Without the pictures, restate all of the data below word for word.

▽

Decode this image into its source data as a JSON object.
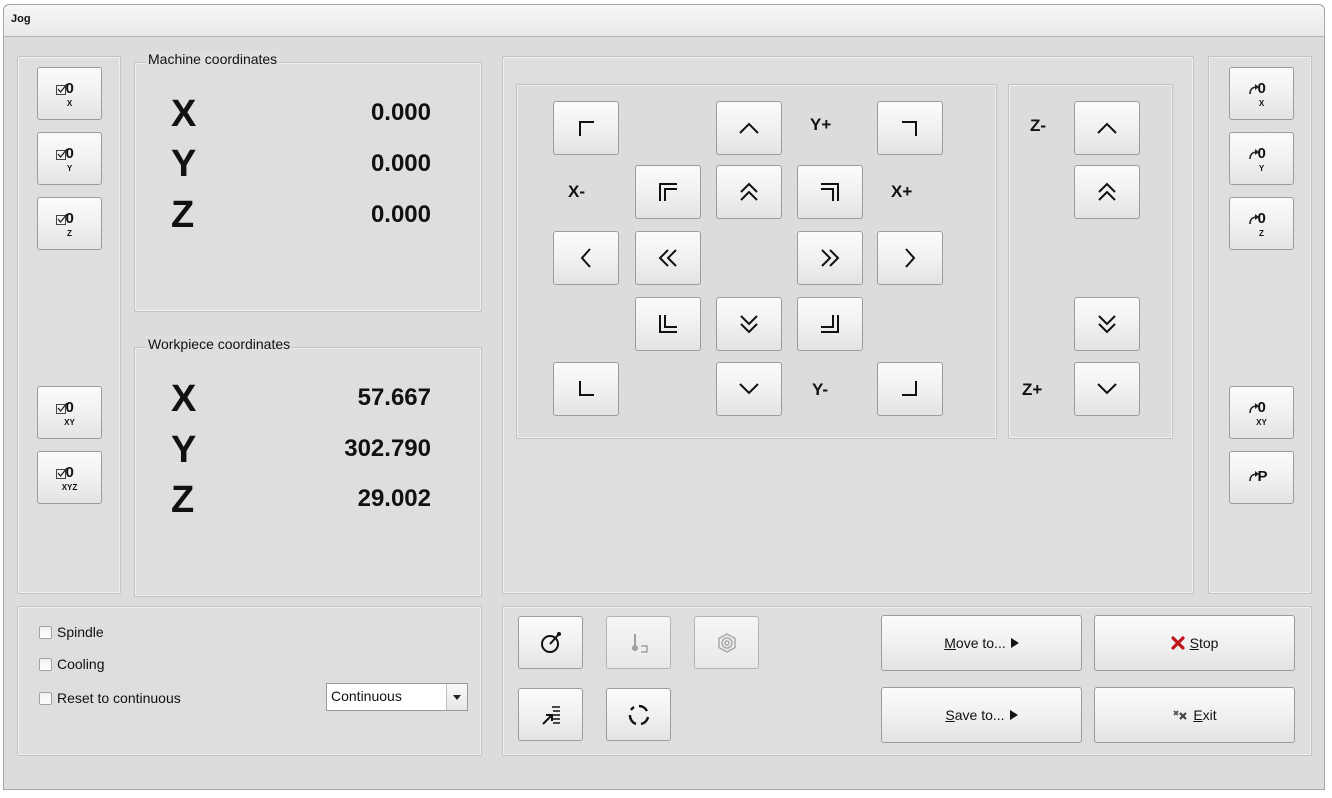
{
  "window": {
    "title": "Jog"
  },
  "machine": {
    "title": "Machine coordinates",
    "axes": [
      {
        "axis": "X",
        "value": "0.000"
      },
      {
        "axis": "Y",
        "value": "0.000"
      },
      {
        "axis": "Z",
        "value": "0.000"
      }
    ]
  },
  "workpiece": {
    "title": "Workpiece coordinates",
    "axes": [
      {
        "axis": "X",
        "value": "57.667"
      },
      {
        "axis": "Y",
        "value": "302.790"
      },
      {
        "axis": "Z",
        "value": "29.002"
      }
    ]
  },
  "zero_buttons": {
    "digit": "0",
    "x": "X",
    "y": "Y",
    "z": "Z",
    "xy": "XY",
    "xyz": "XYZ"
  },
  "goto_buttons": {
    "digit": "0",
    "x": "X",
    "y": "Y",
    "z": "Z",
    "xy": "XY",
    "park": "P"
  },
  "jog_labels": {
    "y_plus": "Y+",
    "y_minus": "Y-",
    "x_minus": "X-",
    "x_plus": "X+",
    "z_minus": "Z-",
    "z_plus": "Z+"
  },
  "options": {
    "spindle": "Spindle",
    "cooling": "Cooling",
    "reset": "Reset to continuous",
    "mode_selected": "Continuous"
  },
  "actions": {
    "move_to": {
      "accel": "M",
      "rest": "ove to..."
    },
    "save_to": {
      "accel": "S",
      "rest": "ave to..."
    },
    "stop": {
      "accel": "S",
      "rest": "top"
    },
    "exit": {
      "accel": "E",
      "rest": "xit"
    }
  },
  "colors": {
    "stop_icon": "#c0141b",
    "window_bg": "#dcdcdc"
  },
  "icons": [
    "probe-icon",
    "tool-length-icon",
    "spiral-icon",
    "align-icon",
    "rotate-icon"
  ]
}
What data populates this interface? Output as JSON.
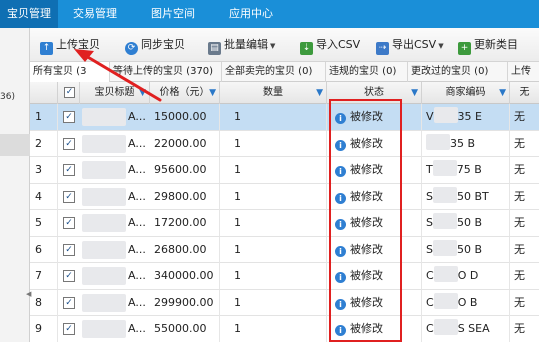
{
  "topnav": {
    "tabs": [
      {
        "label": "宝贝管理",
        "active": true
      },
      {
        "label": "交易管理",
        "active": false
      },
      {
        "label": "图片空间",
        "active": false
      },
      {
        "label": "应用中心",
        "active": false
      }
    ]
  },
  "sidebar": {
    "count": "36)"
  },
  "toolbar": {
    "upload": "上传宝贝",
    "sync": "同步宝贝",
    "batch_edit": "批量编辑",
    "import_csv": "导入CSV",
    "export_csv": "导出CSV",
    "update_category": "更新类目"
  },
  "filter_tabs": [
    "所有宝贝 (3",
    "等待上传的宝贝 (370)",
    "全部卖完的宝贝 (0)",
    "违规的宝贝 (0)",
    "更改过的宝贝 (0)",
    "上传"
  ],
  "table": {
    "headers": {
      "title": "宝贝标题",
      "price": "价格（元）",
      "quantity": "数量",
      "status": "状态",
      "merchant_code": "商家编码",
      "last": "无"
    },
    "rows": [
      {
        "num": "1",
        "checked": "✓",
        "title": "A...",
        "price": "15000.00",
        "qty": "1",
        "status": "被修改",
        "code_l": "V",
        "code_r": "35 E",
        "last": "无"
      },
      {
        "num": "2",
        "checked": "✓",
        "title": "A...",
        "price": "22000.00",
        "qty": "1",
        "status": "被修改",
        "code_l": "",
        "code_r": "35 B",
        "last": "无"
      },
      {
        "num": "3",
        "checked": "✓",
        "title": "A...",
        "price": "95600.00",
        "qty": "1",
        "status": "被修改",
        "code_l": "T",
        "code_r": "75 B",
        "last": "无"
      },
      {
        "num": "4",
        "checked": "✓",
        "title": "A...",
        "price": "29800.00",
        "qty": "1",
        "status": "被修改",
        "code_l": "S",
        "code_r": "50 BT",
        "last": "无"
      },
      {
        "num": "5",
        "checked": "✓",
        "title": "A...",
        "price": "17200.00",
        "qty": "1",
        "status": "被修改",
        "code_l": "S",
        "code_r": "50 B",
        "last": "无"
      },
      {
        "num": "6",
        "checked": "✓",
        "title": "A...",
        "price": "26800.00",
        "qty": "1",
        "status": "被修改",
        "code_l": "S",
        "code_r": "50 B",
        "last": "无"
      },
      {
        "num": "7",
        "checked": "✓",
        "title": "A...",
        "price": "340000.00",
        "qty": "1",
        "status": "被修改",
        "code_l": "C",
        "code_r": "O D",
        "last": "无"
      },
      {
        "num": "8",
        "checked": "✓",
        "title": "A...",
        "price": "299900.00",
        "qty": "1",
        "status": "被修改",
        "code_l": "C",
        "code_r": "O B",
        "last": "无"
      },
      {
        "num": "9",
        "checked": "✓",
        "title": "A...",
        "price": "55000.00",
        "qty": "1",
        "status": "被修改",
        "code_l": "C",
        "code_r": "S SEA",
        "last": "无"
      }
    ]
  },
  "colors": {
    "nav_blue": "#1a8fd8",
    "selected_row": "#c4ddf3",
    "annotation_red": "#e02020",
    "info_blue": "#2f7fd2"
  }
}
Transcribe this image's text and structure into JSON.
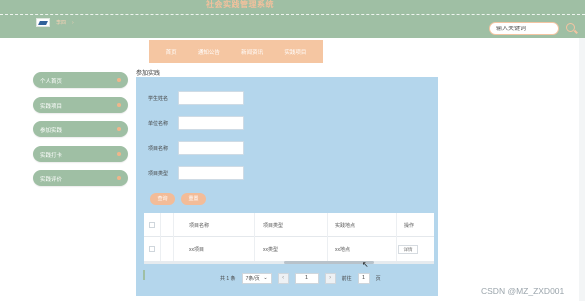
{
  "header": {
    "site_title": "社会实践管理系统",
    "user_name": "李四",
    "user_menu_icon": "chevron-icon",
    "search_placeholder": "输入关键词"
  },
  "nav": {
    "items": [
      {
        "label": "首页"
      },
      {
        "label": "通知公告"
      },
      {
        "label": "新闻资讯"
      },
      {
        "label": "实践项目"
      }
    ]
  },
  "sidebar": {
    "items": [
      {
        "label": "个人首页"
      },
      {
        "label": "实践项目"
      },
      {
        "label": "参加实践"
      },
      {
        "label": "实践打卡"
      },
      {
        "label": "实践评价"
      }
    ]
  },
  "content": {
    "title": "参加实践",
    "form": {
      "fields": [
        {
          "label": "学生姓名",
          "value": ""
        },
        {
          "label": "单位名称",
          "value": ""
        },
        {
          "label": "项目名称",
          "value": ""
        },
        {
          "label": "项目类型",
          "value": ""
        }
      ],
      "search_button": "查询",
      "reset_button": "重置"
    },
    "table": {
      "columns": [
        "项目名称",
        "项目类型",
        "实践地点",
        "操作"
      ],
      "rows": [
        {
          "name": "xx项目",
          "type": "xx类型",
          "place": "xx地点",
          "action": "详情"
        }
      ]
    },
    "pagination": {
      "total_text": "共 1 条",
      "page_size": "7条/页",
      "prev": "‹",
      "current": "1",
      "next": "›",
      "goto_label": "前往",
      "goto_value": "1",
      "page_suffix": "页"
    }
  },
  "watermark": "CSDN @MZ_ZXD001",
  "colors": {
    "header_green": "#9fbfa4",
    "accent_peach": "#f5c6a2",
    "panel_blue": "#b4d6ec"
  }
}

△

→ ANSWER TO THIS TASK
Decode this image into its source data as a JSON object.
{
  "window": {
    "title": "Jog"
  },
  "machine": {
    "title": "Machine coordinates",
    "axes": [
      {
        "axis": "X",
        "value": "0.000"
      },
      {
        "axis": "Y",
        "value": "0.000"
      },
      {
        "axis": "Z",
        "value": "0.000"
      }
    ]
  },
  "workpiece": {
    "title": "Workpiece coordinates",
    "axes": [
      {
        "axis": "X",
        "value": "57.667"
      },
      {
        "axis": "Y",
        "value": "302.790"
      },
      {
        "axis": "Z",
        "value": "29.002"
      }
    ]
  },
  "zero_buttons": {
    "digit": "0",
    "x": "X",
    "y": "Y",
    "z": "Z",
    "xy": "XY",
    "xyz": "XYZ"
  },
  "goto_buttons": {
    "digit": "0",
    "x": "X",
    "y": "Y",
    "z": "Z",
    "xy": "XY",
    "park": "P"
  },
  "jog_labels": {
    "y_plus": "Y+",
    "y_minus": "Y-",
    "x_minus": "X-",
    "x_plus": "X+",
    "z_minus": "Z-",
    "z_plus": "Z+"
  },
  "options": {
    "spindle": "Spindle",
    "cooling": "Cooling",
    "reset": "Reset to continuous",
    "mode_selected": "Continuous"
  },
  "actions": {
    "move_to": {
      "accel": "M",
      "rest": "ove to..."
    },
    "save_to": {
      "accel": "S",
      "rest": "ave to..."
    },
    "stop": {
      "accel": "S",
      "rest": "top"
    },
    "exit": {
      "accel": "E",
      "rest": "xit"
    }
  },
  "colors": {
    "stop_icon": "#c0141b",
    "window_bg": "#dcdcdc"
  },
  "icons": [
    "probe-icon",
    "tool-length-icon",
    "spiral-icon",
    "align-icon",
    "rotate-icon"
  ]
}
What data populates this interface? Output as JSON.
{
  "topnav": {
    "tabs": [
      {
        "label": "宝贝管理",
        "active": true
      },
      {
        "label": "交易管理",
        "active": false
      },
      {
        "label": "图片空间",
        "active": false
      },
      {
        "label": "应用中心",
        "active": false
      }
    ]
  },
  "sidebar": {
    "count": "36)"
  },
  "toolbar": {
    "upload": "上传宝贝",
    "sync": "同步宝贝",
    "batch_edit": "批量编辑",
    "import_csv": "导入CSV",
    "export_csv": "导出CSV",
    "update_category": "更新类目"
  },
  "filter_tabs": [
    "所有宝贝 (3",
    "等待上传的宝贝 (370)",
    "全部卖完的宝贝 (0)",
    "违规的宝贝 (0)",
    "更改过的宝贝 (0)",
    "上传"
  ],
  "table": {
    "headers": {
      "title": "宝贝标题",
      "price": "价格（元）",
      "quantity": "数量",
      "status": "状态",
      "merchant_code": "商家编码",
      "last": "无"
    },
    "rows": [
      {
        "num": "1",
        "checked": "✓",
        "title": "A...",
        "price": "15000.00",
        "qty": "1",
        "status": "被修改",
        "code_l": "V",
        "code_r": "35 E",
        "last": "无"
      },
      {
        "num": "2",
        "checked": "✓",
        "title": "A...",
        "price": "22000.00",
        "qty": "1",
        "status": "被修改",
        "code_l": "",
        "code_r": "35 B",
        "last": "无"
      },
      {
        "num": "3",
        "checked": "✓",
        "title": "A...",
        "price": "95600.00",
        "qty": "1",
        "status": "被修改",
        "code_l": "T",
        "code_r": "75 B",
        "last": "无"
      },
      {
        "num": "4",
        "checked": "✓",
        "title": "A...",
        "price": "29800.00",
        "qty": "1",
        "status": "被修改",
        "code_l": "S",
        "code_r": "50 BT",
        "last": "无"
      },
      {
        "num": "5",
        "checked": "✓",
        "title": "A...",
        "price": "17200.00",
        "qty": "1",
        "status": "被修改",
        "code_l": "S",
        "code_r": "50 B",
        "last": "无"
      },
      {
        "num": "6",
        "checked": "✓",
        "title": "A...",
        "price": "26800.00",
        "qty": "1",
        "status": "被修改",
        "code_l": "S",
        "code_r": "50 B",
        "last": "无"
      },
      {
        "num": "7",
        "checked": "✓",
        "title": "A...",
        "price": "340000.00",
        "qty": "1",
        "status": "被修改",
        "code_l": "C",
        "code_r": "O D",
        "last": "无"
      },
      {
        "num": "8",
        "checked": "✓",
        "title": "A...",
        "price": "299900.00",
        "qty": "1",
        "status": "被修改",
        "code_l": "C",
        "code_r": "O B",
        "last": "无"
      },
      {
        "num": "9",
        "checked": "✓",
        "title": "A...",
        "price": "55000.00",
        "qty": "1",
        "status": "被修改",
        "code_l": "C",
        "code_r": "S SEA",
        "last": "无"
      }
    ]
  },
  "colors": {
    "nav_blue": "#1a8fd8",
    "selected_row": "#c4ddf3",
    "annotation_red": "#e02020",
    "info_blue": "#2f7fd2"
  }
}
Transcribe this image's text and structure into JSON.
{
  "header": {
    "site_title": "社会实践管理系统",
    "user_name": "李四",
    "user_menu_icon": "chevron-icon",
    "search_placeholder": "输入关键词"
  },
  "nav": {
    "items": [
      {
        "label": "首页"
      },
      {
        "label": "通知公告"
      },
      {
        "label": "新闻资讯"
      },
      {
        "label": "实践项目"
      }
    ]
  },
  "sidebar": {
    "items": [
      {
        "label": "个人首页"
      },
      {
        "label": "实践项目"
      },
      {
        "label": "参加实践"
      },
      {
        "label": "实践打卡"
      },
      {
        "label": "实践评价"
      }
    ]
  },
  "content": {
    "title": "参加实践",
    "form": {
      "fields": [
        {
          "label": "学生姓名",
          "value": ""
        },
        {
          "label": "单位名称",
          "value": ""
        },
        {
          "label": "项目名称",
          "value": ""
        },
        {
          "label": "项目类型",
          "value": ""
        }
      ],
      "search_button": "查询",
      "reset_button": "重置"
    },
    "table": {
      "columns": [
        "项目名称",
        "项目类型",
        "实践地点",
        "操作"
      ],
      "rows": [
        {
          "name": "xx项目",
          "type": "xx类型",
          "place": "xx地点",
          "action": "详情"
        }
      ]
    },
    "pagination": {
      "total_text": "共 1 条",
      "page_size": "7条/页",
      "prev": "‹",
      "current": "1",
      "next": "›",
      "goto_label": "前往",
      "goto_value": "1",
      "page_suffix": "页"
    }
  },
  "watermark": "CSDN @MZ_ZXD001",
  "colors": {
    "header_green": "#9fbfa4",
    "accent_peach": "#f5c6a2",
    "panel_blue": "#b4d6ec"
  }
}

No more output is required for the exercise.